---- DATA FOR THE TASK

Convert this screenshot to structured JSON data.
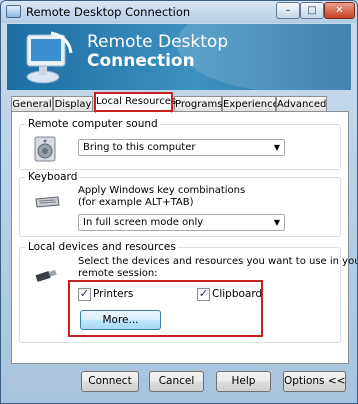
{
  "window": {
    "title": "Remote Desktop Connection",
    "min_label": "–",
    "max_label": "□",
    "close_label": "✕"
  },
  "banner": {
    "line1": "Remote Desktop",
    "line2": "Connection",
    "icon": "monitor-icon"
  },
  "tabs": [
    {
      "label": "General"
    },
    {
      "label": "Display"
    },
    {
      "label": "Local Resources",
      "active": true
    },
    {
      "label": "Programs"
    },
    {
      "label": "Experience"
    },
    {
      "label": "Advanced"
    }
  ],
  "sound": {
    "heading": "Remote computer sound",
    "selected": "Bring to this computer",
    "icon": "speaker-icon"
  },
  "keyboard": {
    "heading": "Keyboard",
    "line1": "Apply Windows key combinations",
    "line2": "(for example ALT+TAB)",
    "selected": "In full screen mode only",
    "icon": "keyboard-icon"
  },
  "devices": {
    "heading": "Local devices and resources",
    "line1": "Select the devices and resources you want to use in your",
    "line2": "remote session:",
    "printers_label": "Printers",
    "clipboard_label": "Clipboard",
    "printers_checked": true,
    "clipboard_checked": true,
    "more_label": "More...",
    "icon": "plug-icon"
  },
  "footer": {
    "connect": "Connect",
    "cancel": "Cancel",
    "help": "Help",
    "options": "Options <<"
  },
  "colors": {
    "highlight": "#c42121",
    "banner": "#2b7fb5"
  }
}
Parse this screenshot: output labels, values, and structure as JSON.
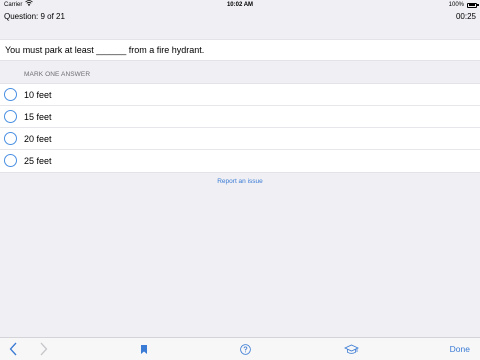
{
  "status_bar": {
    "carrier": "Carrier",
    "time": "10:02 AM",
    "battery": "100%"
  },
  "quiz_header": {
    "question_counter": "Question: 9 of 21",
    "timer": "00:25"
  },
  "question": {
    "text": "You must park at least ______ from a fire hydrant."
  },
  "answers_section": {
    "label": "MARK ONE ANSWER",
    "options": [
      {
        "label": "10 feet",
        "selected": false
      },
      {
        "label": "15 feet",
        "selected": false
      },
      {
        "label": "20 feet",
        "selected": false
      },
      {
        "label": "25 feet",
        "selected": false
      }
    ]
  },
  "report_link": "Report an issue",
  "toolbar": {
    "back_icon": "chevron-left-icon",
    "forward_icon": "chevron-right-icon",
    "bookmark_icon": "bookmark-icon",
    "help_icon": "help-circle-icon",
    "learn_icon": "graduation-cap-icon",
    "done_label": "Done"
  },
  "colors": {
    "accent": "#3a7bd5",
    "background": "#efeff4",
    "card": "#ffffff"
  }
}
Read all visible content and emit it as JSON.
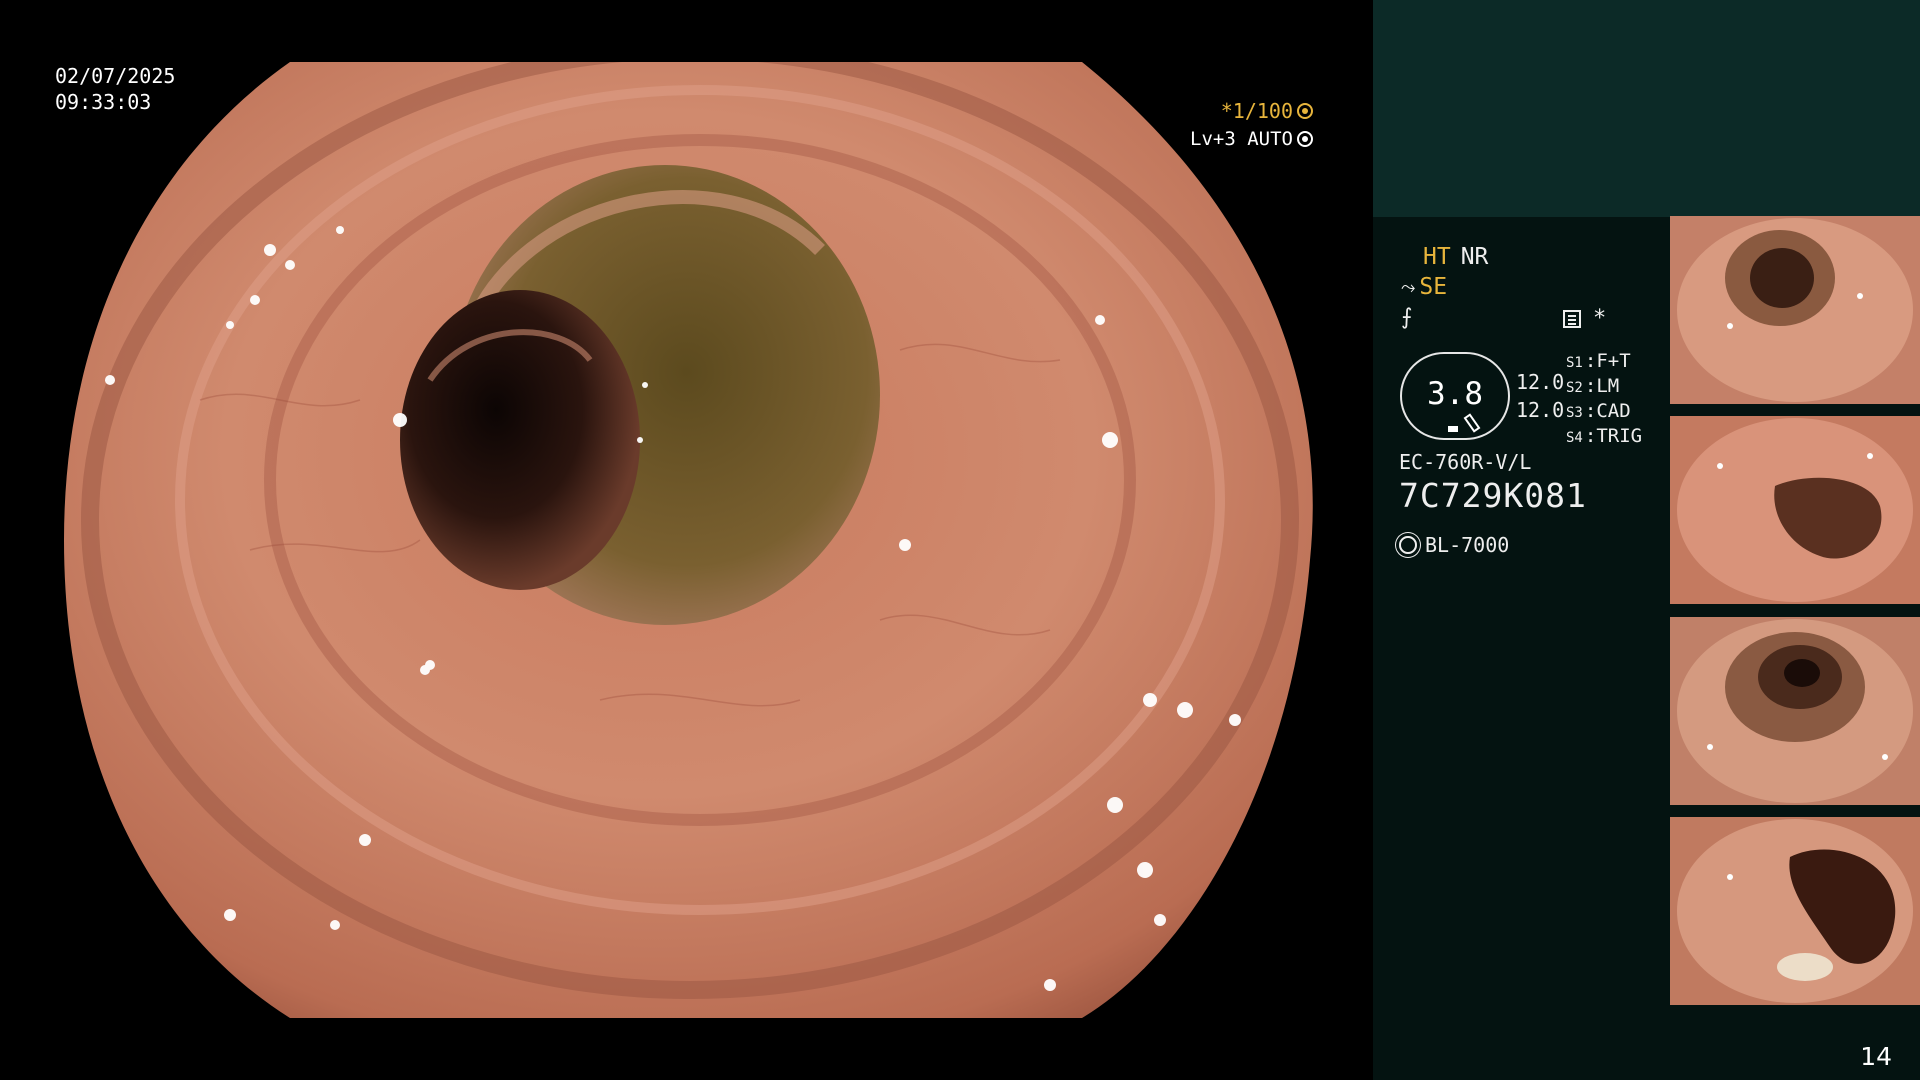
{
  "overlay": {
    "date": "02/07/2025",
    "time": "09:33:03",
    "shutter": "*1/100",
    "shutter_icon": "aperture-icon",
    "level": "Lv+3 AUTO",
    "level_icon": "iris-icon"
  },
  "panel": {
    "ht_label": "HT",
    "nr_label": "NR",
    "se_label": "SE",
    "star": "*",
    "oval_value": "3.8",
    "level_values": [
      "12.0",
      "12.0"
    ],
    "switches": [
      {
        "key": "S1",
        "value": "F+T"
      },
      {
        "key": "S2",
        "value": "LM"
      },
      {
        "key": "S3",
        "value": "CAD"
      },
      {
        "key": "S4",
        "value": "TRIG"
      }
    ],
    "scope_model": "EC-760R-V/L",
    "scope_serial": "7C729K081",
    "light_source": "BL-7000",
    "page_number": "14"
  },
  "colors": {
    "panel_bg": "#041311",
    "panel_top_bg": "#0c2a27",
    "accent_yellow": "#e8b53c",
    "text": "#eeeeee"
  }
}
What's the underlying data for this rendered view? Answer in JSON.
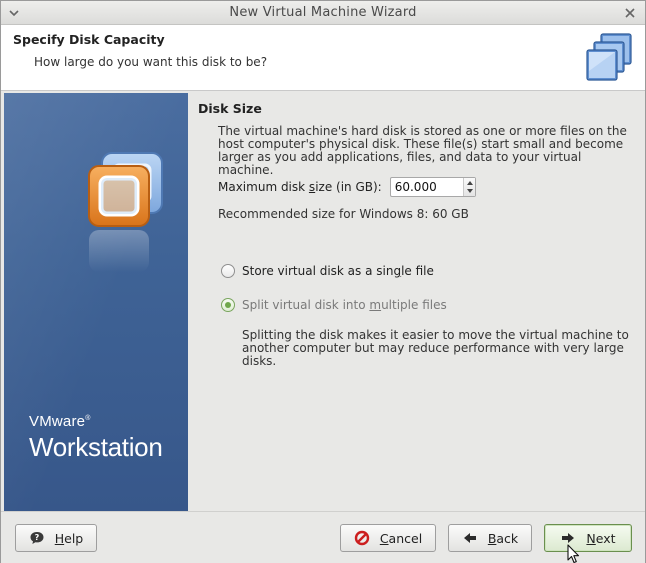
{
  "window": {
    "title": "New Virtual Machine Wizard"
  },
  "header": {
    "title": "Specify Disk Capacity",
    "subtitle": "How large do you want this disk to be?"
  },
  "banner": {
    "brand_line1": "VMware",
    "brand_mark": "®",
    "brand_line2": "Workstation"
  },
  "disk_size": {
    "section_title": "Disk Size",
    "description": "The virtual machine's hard disk is stored as one or more files on the host computer's physical disk. These file(s) start small and become larger as you add applications, files, and data to your virtual machine.",
    "max_label_before": "Maximum disk ",
    "max_label_underlined": "s",
    "max_label_after": "ize (in GB):",
    "max_value": "60.000",
    "recommended": "Recommended size for Windows 8: 60 GB"
  },
  "options": {
    "single_before": "Store virtual disk as a sin",
    "single_underlined": "g",
    "single_after": "le file",
    "single_checked": false,
    "multi_before": "Split virtual disk into ",
    "multi_underlined": "m",
    "multi_after": "ultiple files",
    "multi_checked": true,
    "split_description": "Splitting the disk makes it easier to move the virtual machine to another computer but may reduce performance with very large disks."
  },
  "footer": {
    "help_underlined": "H",
    "help_rest": "elp",
    "cancel_underlined": "C",
    "cancel_rest": "ancel",
    "back_underlined": "B",
    "back_rest": "ack",
    "next_underlined": "N",
    "next_rest": "ext"
  },
  "colors": {
    "banner_blue": "#3f6396",
    "logo_orange": "#e98a2a",
    "accent_green": "#6fa74b"
  },
  "icons": {
    "menu": "menu-icon",
    "close": "close-icon",
    "header": "vm-stack-icon",
    "help": "help-icon",
    "cancel": "cancel-icon",
    "back": "arrow-left-icon",
    "next": "arrow-right-icon",
    "cursor": "mouse-cursor-icon"
  }
}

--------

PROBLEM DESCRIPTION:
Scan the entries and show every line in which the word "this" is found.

RESPONSE AREA:
Convert this screenshot to structured JSON data.
    "selected": "Bring to this computer",
Parse this screenshot: output labels, values, and structure as JSON.
What's the underlying data for this rendered view? Answer in JSON.
    "subtitle": "How large do you want this disk to be?"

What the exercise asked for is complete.